Magic runs out
USC senior Genidounias couldn't net game-winner against UCLA
LA JOLLA, Calif. -- It wasn’t the ending USC’s Kostas Genidounias wanted, losing to UCLA 9-8 in the finals of the NCAA Men’s Water Polo Championships, but it was about the only disappointment in his stellar career.
Two years ago, Genidounias broke UCLA’s heart when he scored the game-winner in the national championship match against the Bruins to give USC its fifth consecutive national title.
|MEN'S WATER POLO CHAMPIONSHIP|
|Late goal pushes UCLA to national title Highlights|
|Reger: Magic runs out for USC's Genidounias|
|Bonanni scores eight, Stanford takes third place|
|Reger: UCLA goalie stands tall despite short frame|
|Reger: Stanford scoring duo buys into defense|
|USC fights back to top Stanford in 3OT Highlights|
|UCLA beats UC San Diego 15-6 Highlights|
|Reger: Rest vs. momentum: Matchups set for semifinals|
|USC routs Whittier, advances to semifinals|
|Stiling nets six, UC San Diego tops Brown|
|Brackets: Interactive | Printable|
When Genidounias came out of the Canyonview pool at the UC San Diego campus, he embraced one of USC’s assistant coaches and said ‘I’m sorry.” It was typical humility from one of the team’s leaders.
“As a captain and the player they look to at the end of the game, they expect me to score and I didn’t deliver that time,” Genidounias said. “It’s just my character to apologize, but coach said I didn’t have to apologize for anything.”
If it wasn’t for Genidounias, the Trojans wouldn’t have been trying for its seventh consecutive NCAA Men’s Water Polo Championship.
The day before, Genidounias scored the tying goal in the semifinals against Stanford to force the game to overtime and then had the game winner.
"Last night’s game was amazing,” Genidounias said of the win against the Cardinal. “I’ve had a lot of great moments here. Obviously the three top moments were the NCAA championships, but my time here has been incredible. Like I’ve said, it’s the best decision I’ve ever made.”
It was made even more special because his parents flew from Greece to watch him play for the first time as a Trojan, watching the other championship games on a live video stream at home. His twin sister, Maria, also came, surprising her brother.
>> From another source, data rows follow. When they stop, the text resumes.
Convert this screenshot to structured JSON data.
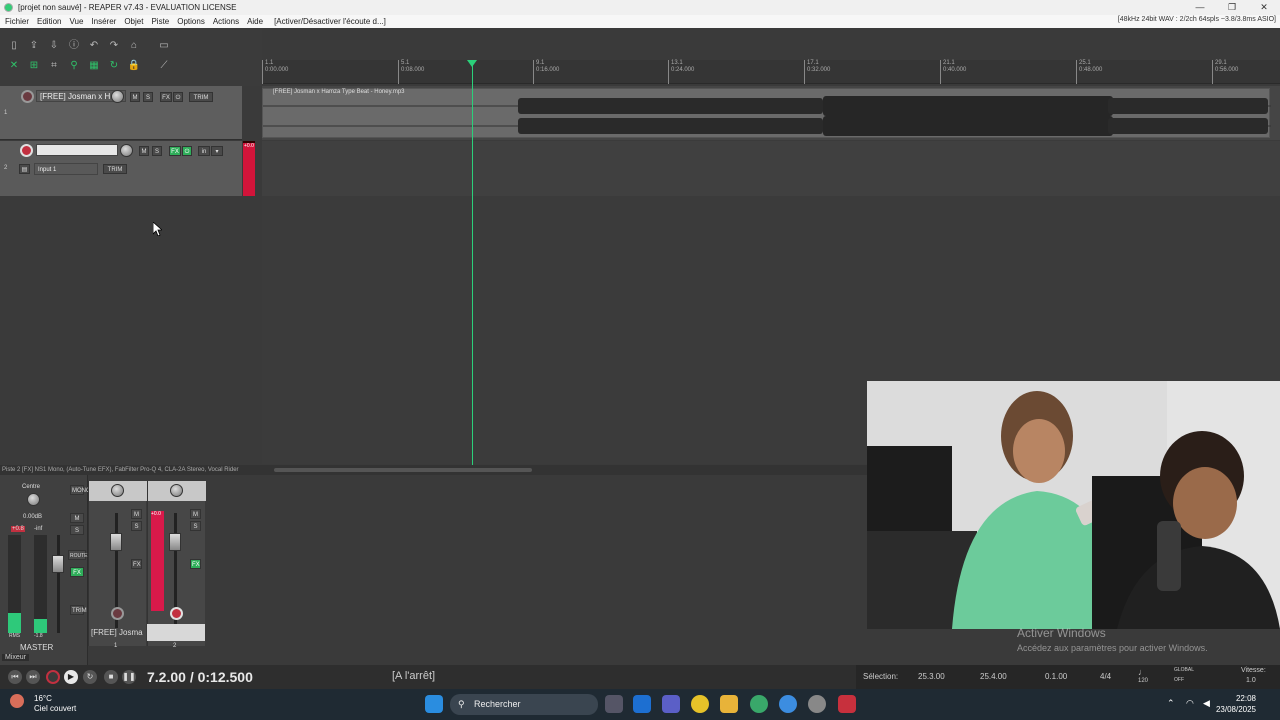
{
  "window": {
    "title": "[projet non sauvé] - REAPER v7.43 - EVALUATION LICENSE",
    "controls": [
      "—",
      "❐",
      "✕"
    ]
  },
  "menu": {
    "items": [
      "Fichier",
      "Edition",
      "Vue",
      "Insérer",
      "Objet",
      "Piste",
      "Options",
      "Actions",
      "Aide"
    ],
    "action_link": "[Activer/Désactiver l'écoute d...]",
    "audio_status": "[48kHz 24bit WAV : 2/2ch 64spls ~3.8/3.8ms ASIO]"
  },
  "ruler": {
    "marks": [
      {
        "bar": "1.1",
        "time": "0:00.000"
      },
      {
        "bar": "5.1",
        "time": "0:08.000"
      },
      {
        "bar": "9.1",
        "time": "0:16.000"
      },
      {
        "bar": "13.1",
        "time": "0:24.000"
      },
      {
        "bar": "17.1",
        "time": "0:32.000"
      },
      {
        "bar": "21.1",
        "time": "0:40.000"
      },
      {
        "bar": "25.1",
        "time": "0:48.000"
      },
      {
        "bar": "29.1",
        "time": "0:56.000"
      }
    ]
  },
  "tracks": [
    {
      "number": "1",
      "name": "[FREE] Josman x H",
      "buttons": [
        "M",
        "S",
        "FX",
        "⏻"
      ],
      "trim": "TRIM"
    },
    {
      "number": "2",
      "name": "",
      "input": "Input 1",
      "buttons": [
        "M",
        "S",
        "FX",
        "⏻",
        "in"
      ],
      "trim": "TRIM",
      "meter_peak": "+0.0"
    }
  ],
  "media_item": {
    "title": "[FREE] Josman x Hamza Type Beat - Honey.mp3"
  },
  "fx_chain_status": "Piste 2 [FX] NS1 Mono, (Auto-Tune EFX), FabFilter Pro-Q 4, CLA-2A Stereo, Vocal Rider",
  "mixer": {
    "master": {
      "pan_label": "Centre",
      "volume": "0.00dB",
      "peak_left": "+0.8",
      "peak_right": "-inf",
      "buttons": [
        "MONO",
        "M",
        "S",
        "ROUTE",
        "FX",
        "TRIM"
      ],
      "rms_left": "RMS",
      "rms_right": "-1.8",
      "label": "MASTER"
    },
    "strip_meter_peak": "+0.0",
    "strip_name": "[FREE] Josma",
    "strip_numbers": [
      "1",
      "2"
    ],
    "tab_label": "Mixeur"
  },
  "transport": {
    "position": "7.2.00 / 0:12.500",
    "state": "[A l'arrêt]",
    "selection_label": "Sélection:",
    "selection_start": "25.3.00",
    "selection_end": "25.4.00",
    "selection_length": "0.1.00",
    "time_signature": "4/4",
    "bpm": "120",
    "global_label": "GLOBAL",
    "global_state": "OFF",
    "rate_label": "Vitesse:",
    "rate_value": "1.0"
  },
  "taskbar": {
    "temperature": "16°C",
    "weather": "Ciel couvert",
    "search_placeholder": "Rechercher",
    "time": "22:08",
    "date": "23/08/2025"
  },
  "watermark": {
    "title": "Activer Windows",
    "subtitle": "Accédez aux paramètres pour activer Windows."
  },
  "colors": {
    "record": "#c23040",
    "play_cursor": "#2bd07a",
    "meter_red": "#d8194a",
    "fx_green": "#2fae5a"
  }
}
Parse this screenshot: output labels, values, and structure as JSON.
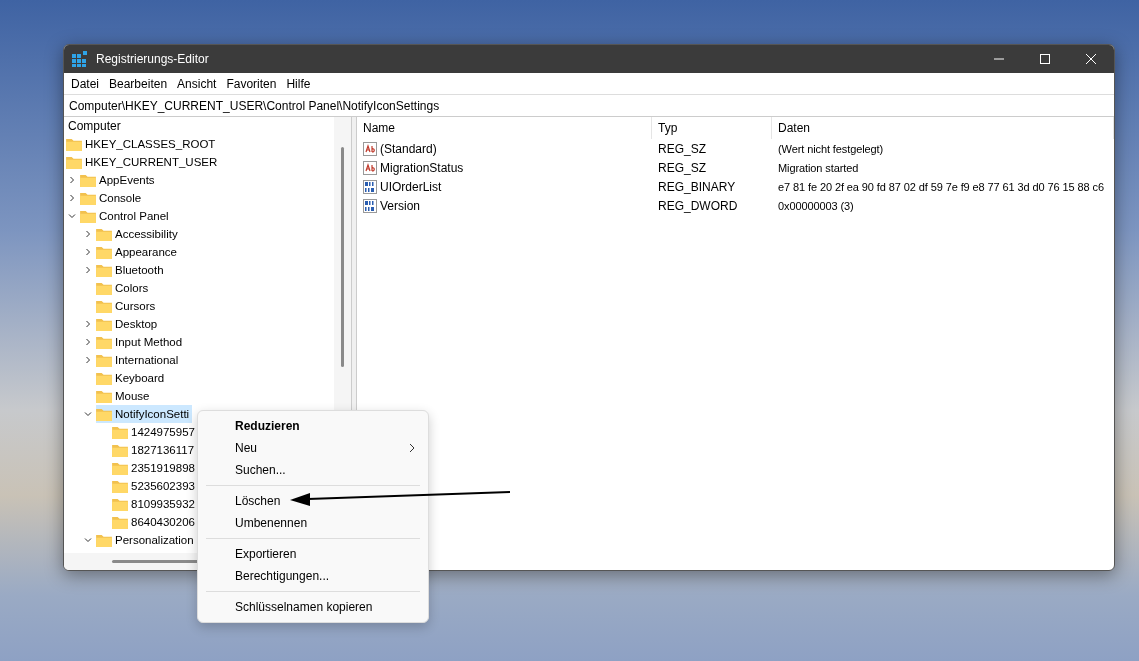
{
  "window": {
    "title": "Registrierungs-Editor"
  },
  "menu_bar": [
    "Datei",
    "Bearbeiten",
    "Ansicht",
    "Favoriten",
    "Hilfe"
  ],
  "address": "Computer\\HKEY_CURRENT_USER\\Control Panel\\NotifyIconSettings",
  "tree": {
    "root": "Computer",
    "items": [
      {
        "label": "HKEY_CLASSES_ROOT",
        "selected": false
      },
      {
        "label": "HKEY_CURRENT_USER",
        "selected": false,
        "children": [
          {
            "label": "AppEvents",
            "expanded": false,
            "selected": false
          },
          {
            "label": "Console",
            "expanded": false,
            "selected": false
          },
          {
            "label": "Control Panel",
            "expanded": true,
            "selected": false,
            "children": [
              {
                "label": "Accessibility",
                "expanded": false,
                "selected": false
              },
              {
                "label": "Appearance",
                "expanded": false,
                "selected": false
              },
              {
                "label": "Bluetooth",
                "expanded": false,
                "selected": false
              },
              {
                "label": "Colors",
                "selected": false
              },
              {
                "label": "Cursors",
                "selected": false
              },
              {
                "label": "Desktop",
                "expanded": false,
                "selected": false
              },
              {
                "label": "Input Method",
                "expanded": false,
                "selected": false
              },
              {
                "label": "International",
                "expanded": false,
                "selected": false
              },
              {
                "label": "Keyboard",
                "selected": false
              },
              {
                "label": "Mouse",
                "selected": false
              },
              {
                "label": "NotifyIconSetti",
                "expanded": true,
                "selected": true,
                "children": [
                  {
                    "label": "1424975957",
                    "selected": false
                  },
                  {
                    "label": "1827136117",
                    "selected": false
                  },
                  {
                    "label": "2351919898",
                    "selected": false
                  },
                  {
                    "label": "5235602393",
                    "selected": false
                  },
                  {
                    "label": "8109935932",
                    "selected": false
                  },
                  {
                    "label": "8640430206",
                    "selected": false
                  }
                ]
              },
              {
                "label": "Personalization",
                "expanded": true,
                "selected": false
              }
            ]
          }
        ]
      }
    ]
  },
  "values": {
    "columns": [
      "Name",
      "Typ",
      "Daten"
    ],
    "rows": [
      {
        "kind": "string",
        "name": "(Standard)",
        "type": "REG_SZ",
        "data": "(Wert nicht festgelegt)"
      },
      {
        "kind": "string",
        "name": "MigrationStatus",
        "type": "REG_SZ",
        "data": "Migration started"
      },
      {
        "kind": "binary",
        "name": "UIOrderList",
        "type": "REG_BINARY",
        "data": "e7 81 fe 20 2f ea 90 fd 87 02 df 59 7e f9 e8 77 61 3d d0 76 15 88 c6"
      },
      {
        "kind": "binary",
        "name": "Version",
        "type": "REG_DWORD",
        "data": "0x00000003 (3)"
      }
    ]
  },
  "context_menu": [
    {
      "kind": "item",
      "label": "Reduzieren",
      "default": true,
      "submenu": false
    },
    {
      "kind": "item",
      "label": "Neu",
      "default": false,
      "submenu": true
    },
    {
      "kind": "item",
      "label": "Suchen...",
      "default": false,
      "submenu": false
    },
    {
      "kind": "separator"
    },
    {
      "kind": "item",
      "label": "Löschen",
      "default": false,
      "submenu": false
    },
    {
      "kind": "item",
      "label": "Umbenennen",
      "default": false,
      "submenu": false
    },
    {
      "kind": "separator"
    },
    {
      "kind": "item",
      "label": "Exportieren",
      "default": false,
      "submenu": false
    },
    {
      "kind": "item",
      "label": "Berechtigungen...",
      "default": false,
      "submenu": false
    },
    {
      "kind": "separator"
    },
    {
      "kind": "item",
      "label": "Schlüsselnamen kopieren",
      "default": false,
      "submenu": false
    }
  ]
}
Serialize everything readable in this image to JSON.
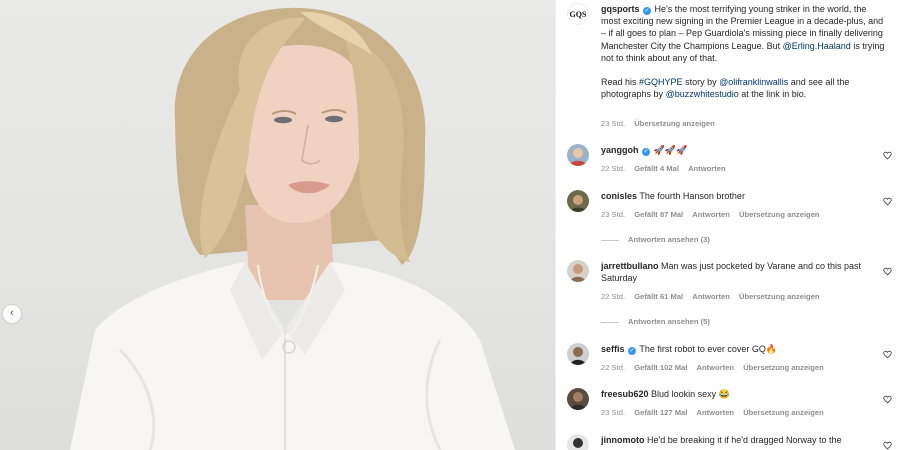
{
  "post": {
    "author": "gqsports",
    "author_logo_text": "GQS",
    "caption": "He's the most terrifying young striker in the world, the most exciting new signing in the Premier League in a decade-plus, and – if all goes to plan – Pep Guardiola's missing piece in finally delivering Manchester City the Champions League. But",
    "caption_mention": "@Erling.Haaland",
    "caption_end": "is trying not to think about any of that.",
    "read_prefix": "Read his",
    "hashtag": "#GQHYPE",
    "story_by": "story by",
    "mention_writer": "@olifranklinwallis",
    "and_see": "and see all the photographs by",
    "mention_studio": "@buzzwhitestudio",
    "link_in_bio": "at the link in bio.",
    "time": "23 Std.",
    "translate": "Übersetzung anzeigen"
  },
  "comments": [
    {
      "user": "yanggoh",
      "verified": true,
      "text": "🚀🚀🚀",
      "time": "22 Std.",
      "likes": "Gefällt 4 Mal",
      "reply": "Antworten",
      "translate": ""
    },
    {
      "user": "conisles",
      "verified": false,
      "text": "The fourth Hanson brother",
      "time": "23 Std.",
      "likes": "Gefällt 87 Mal",
      "reply": "Antworten",
      "translate": "Übersetzung anzeigen",
      "view_replies": "Antworten ansehen (3)"
    },
    {
      "user": "jarrettbullano",
      "verified": false,
      "text": "Man was just pocketed by Varane and co this past Saturday",
      "time": "22 Std.",
      "likes": "Gefällt 61 Mal",
      "reply": "Antworten",
      "translate": "Übersetzung anzeigen",
      "view_replies": "Antworten ansehen (5)"
    },
    {
      "user": "seffis",
      "verified": true,
      "text": "The first robot to ever cover GQ🔥",
      "time": "22 Std.",
      "likes": "Gefällt 102 Mal",
      "reply": "Antworten",
      "translate": "Übersetzung anzeigen"
    },
    {
      "user": "freesub620",
      "verified": false,
      "text": "Blud lookin sexy 😂",
      "time": "23 Std.",
      "likes": "Gefällt 127 Mal",
      "reply": "Antworten",
      "translate": "Übersetzung anzeigen"
    },
    {
      "user": "jinnomoto",
      "verified": false,
      "text": "He'd be breaking it if he'd dragged Norway to the",
      "time": "",
      "likes": "",
      "reply": "",
      "translate": ""
    }
  ],
  "icons": {
    "prev": "chevron-left-icon",
    "like": "heart-outline-icon",
    "verified": "verified-badge-icon"
  },
  "colors": {
    "verified": "#3897f0",
    "link": "#00376b",
    "meta": "#8e8e8e"
  }
}
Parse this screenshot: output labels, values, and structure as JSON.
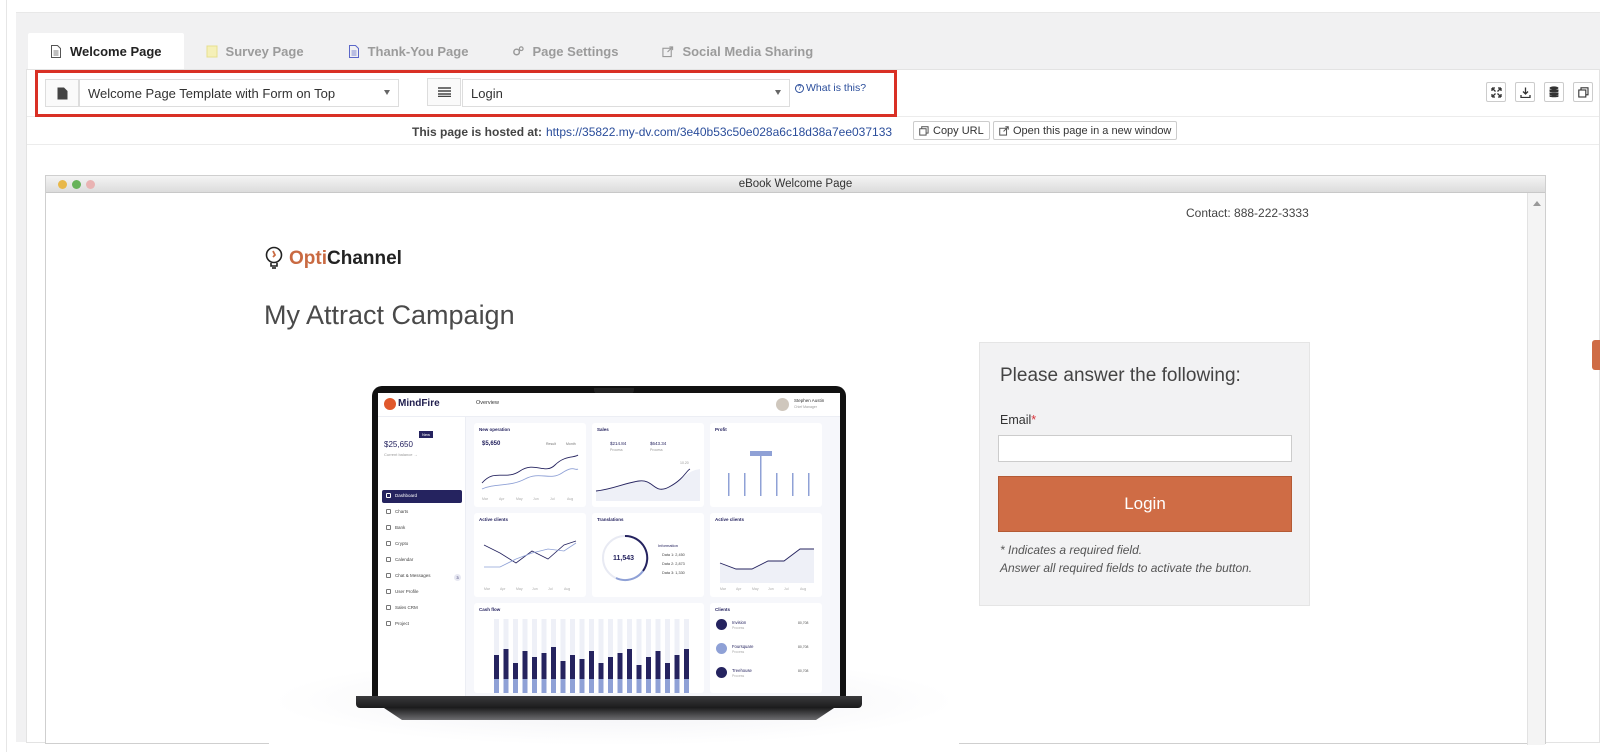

“We are very excited to be here to watch him play,”Sofaklis Genidounias, Kostas’ father, said. “We have seen him play on the computer every year but this is very different.”
Despite being a top high school player in Greece and a star on that country’s national junior team, it was Genidounias who had to persuade USC coach Jovan Vavic to give him a scholarship.
“I went to American High School in Greece. It was an option of mine to come to America,” Genidounias said. “I looked up USA Water Polo and USC was No. 1 so that’s where I wanted to go. When I first emailed him and we exchanged emails, he told me to send bio and what I’ve done. He didn’t seem that impressed.”
That changed when Genidounias led his junior national team and was named MVP.
“I emailed him and he immediately asked for my phone number and called me two hours later,” Genidounias said. “I was 17 and he told me there wasn’t enough money for a scholarship and if I was willing to wait for a year I could join the team.”
It was a decision his parents enthusiastically endorsed.
“We were very supportive when he wanted to come to USC,” said Lilly Genidounias, Kostas’ mom. “It was tough to see him leave but we knew it was for the best. The chance to play here and get a good education was very important to us. We are very pleased he decided to do this.”
His impact was immediate. Genidounias was USC's third leading scorer with 31 goals and earned All-America Honorable Mention and All-MPSF Honorable Mention.
In his sophomore and junior years, Genidounias was the second leading scorer on the team and earned first team All-American and Conference honors.
His senior season was easily his best. He scored 80 goals and finished as the Trojans career scoring leader with 261, en route to being named conference Player of the Year and first-team All-American.
“We’ve never had a player like Kostas,” said Vavic, who has coached the team for 20 years. “He’s the most unique player I’ve ever had. He’s the best player this program’s ever had. He’s carried us this season and been the man with character, toughness, unselfishness, every thing you can ask for in a player. We are going to miss him.”
Genedounias was hoping for one last magical moment and it almost happened. The team trailed by three entering the fourth period and Genedounias scored two goals and got an assist on the other to tie the game at 8. After UCLA scored, USC had one last chance, but Genedounias couldn’t convert.
"The play was for me to go pick another player so I can get an easier defender on me,” Genedounias said. “Cristiano Mirarchi has been doing a great job all season long guarding me. The pick didn’t work, I was trying to get a foul, that didn’t happen. I was like 7-8 meters and it wasn’t Christiano that blocked the shot it was the player behind him. Last night it went, this night it didn’t, that’s what happens in sports.”